Above and below: a very different
perspective of the archway on the Bryce Point Trail
Here are some other interesting views from this
trail, roughly in order from the upper to the lower levels
but looking in either direction:
Zoomed in on people at overlook
on Bryce Point
There are narrow switchbacks on
the initial descent from Bryce Point, then these broad ones.
A little national pride on the
trail above a gorgeous display of colorful rock walls and spires
Closer view of some of those
pretty sculptured rocks
There's a tiny window in that
The remaining pictures are on the other side of a
small pass on the descent to the
intersection with the Peekaboo Loop:
Above and below: views of
the "grottoes" in the white rocks below the rim;
also visible from the path to
Bryce Point overlook and the Rim Trail
Windows, windows eveerywhere
You can see the Window Wall on
Peekaboo Trail from parts of the Bryce Point Trail.
Jim passes a sign warning
hikers about potential rockslides.
If you have just a short time at Bryce Canyon and want to find a
scenic trail that's relatively short, not too steep, isn't
crowded with other visitors, and has a variety of colorful rock
formations and great views, consider going out and back on the Bryce
Point Trail from Bryce Point.
Hiking only one mile down and one mile back up will reward you with
as many features that make Bryce Canyon unique as any other trail
in the park -- for less time and effort.
You can even see the Wall of
Windows above and near the intersection of
the Bryce Point and Peekaboo
Loop trails -- without having to hike Peekaboo.
It's also a good way to connect to the Peekaboo Loop and other
trails through the main Bryce Amphitheater.
Next entry: another trail from Bryce Point --

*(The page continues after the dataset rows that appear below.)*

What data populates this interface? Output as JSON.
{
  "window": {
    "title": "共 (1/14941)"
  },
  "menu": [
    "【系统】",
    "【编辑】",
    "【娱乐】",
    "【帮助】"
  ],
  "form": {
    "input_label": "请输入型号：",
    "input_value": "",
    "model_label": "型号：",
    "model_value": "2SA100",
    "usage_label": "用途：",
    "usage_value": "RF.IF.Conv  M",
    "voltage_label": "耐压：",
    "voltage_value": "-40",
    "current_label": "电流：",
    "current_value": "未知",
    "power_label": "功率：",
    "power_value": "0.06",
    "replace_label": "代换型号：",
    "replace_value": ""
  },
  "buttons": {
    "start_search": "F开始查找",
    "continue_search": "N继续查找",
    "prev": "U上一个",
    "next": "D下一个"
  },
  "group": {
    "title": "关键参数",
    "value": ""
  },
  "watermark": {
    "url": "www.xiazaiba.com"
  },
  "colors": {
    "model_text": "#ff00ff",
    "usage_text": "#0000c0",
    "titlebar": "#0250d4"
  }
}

Under-the-Rim to the Hat Shop rock formations
"Runtrails & Company" - Sue Norwood, Jim O'Neil,
Cody the ultra Lab, and Casey-pup
© 2015 Sue Norwood and Jim O'Neil